═══ SOURCE DATA ═══

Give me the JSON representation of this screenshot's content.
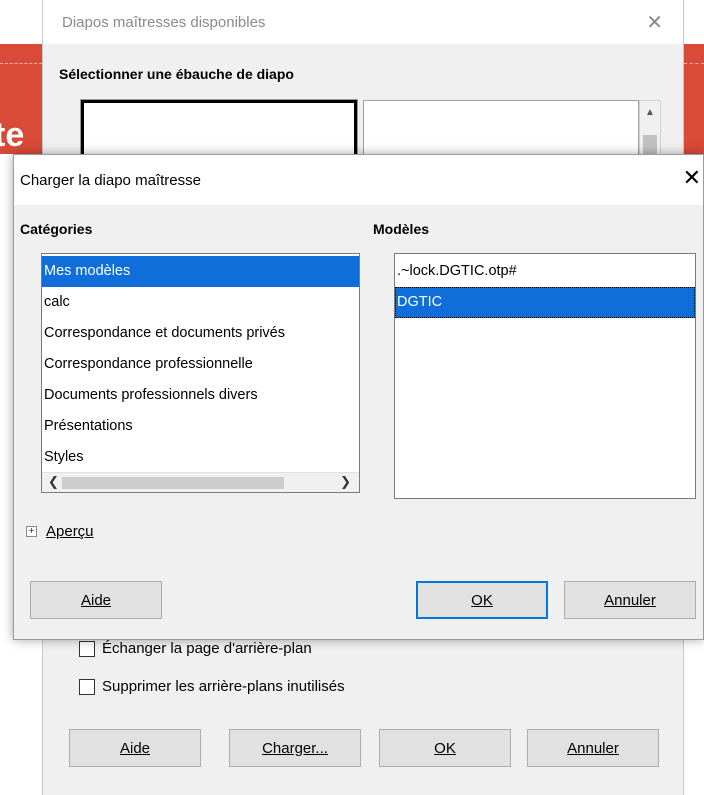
{
  "back_dialog": {
    "title": "Diapos maîtresses disponibles",
    "heading": "Sélectionner une ébauche de diapo",
    "checkbox_exchange": "Échanger la page d'arrière-plan",
    "checkbox_delete": "Supprimer les arrière-plans inutilisés",
    "buttons": {
      "help": "Aide",
      "load": "Charger...",
      "ok": "OK",
      "cancel": "Annuler"
    },
    "background_letters": "te"
  },
  "front_dialog": {
    "title": "Charger la diapo maîtresse",
    "categories_label": "Catégories",
    "models_label": "Modèles",
    "categories": [
      "Mes modèles",
      "calc",
      "Correspondance et documents privés",
      "Correspondance professionnelle",
      "Documents professionnels divers",
      "Présentations",
      "Styles"
    ],
    "selected_category": "Mes modèles",
    "models": [
      ".~lock.DGTIC.otp#",
      "DGTIC"
    ],
    "selected_model": "DGTIC",
    "preview_label": "Aperçu",
    "buttons": {
      "help": "Aide",
      "ok": "OK",
      "cancel": "Annuler"
    }
  },
  "colors": {
    "selection": "#0f6ed9",
    "dialog_bg": "#f0f0f0",
    "slide_red": "#d94a38"
  }
}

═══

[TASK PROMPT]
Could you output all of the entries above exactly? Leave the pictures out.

[RESPONSE TO THE EXERCISE]
Give me the JSON representation of this screenshot's content.
{
  "back_dialog": {
    "title": "Diapos maîtresses disponibles",
    "heading": "Sélectionner une ébauche de diapo",
    "checkbox_exchange": "Échanger la page d'arrière-plan",
    "checkbox_delete": "Supprimer les arrière-plans inutilisés",
    "buttons": {
      "help": "Aide",
      "load": "Charger...",
      "ok": "OK",
      "cancel": "Annuler"
    },
    "background_letters": "te"
  },
  "front_dialog": {
    "title": "Charger la diapo maîtresse",
    "categories_label": "Catégories",
    "models_label": "Modèles",
    "categories": [
      "Mes modèles",
      "calc",
      "Correspondance et documents privés",
      "Correspondance professionnelle",
      "Documents professionnels divers",
      "Présentations",
      "Styles"
    ],
    "selected_category": "Mes modèles",
    "models": [
      ".~lock.DGTIC.otp#",
      "DGTIC"
    ],
    "selected_model": "DGTIC",
    "preview_label": "Aperçu",
    "buttons": {
      "help": "Aide",
      "ok": "OK",
      "cancel": "Annuler"
    }
  },
  "colors": {
    "selection": "#0f6ed9",
    "dialog_bg": "#f0f0f0",
    "slide_red": "#d94a38"
  }
}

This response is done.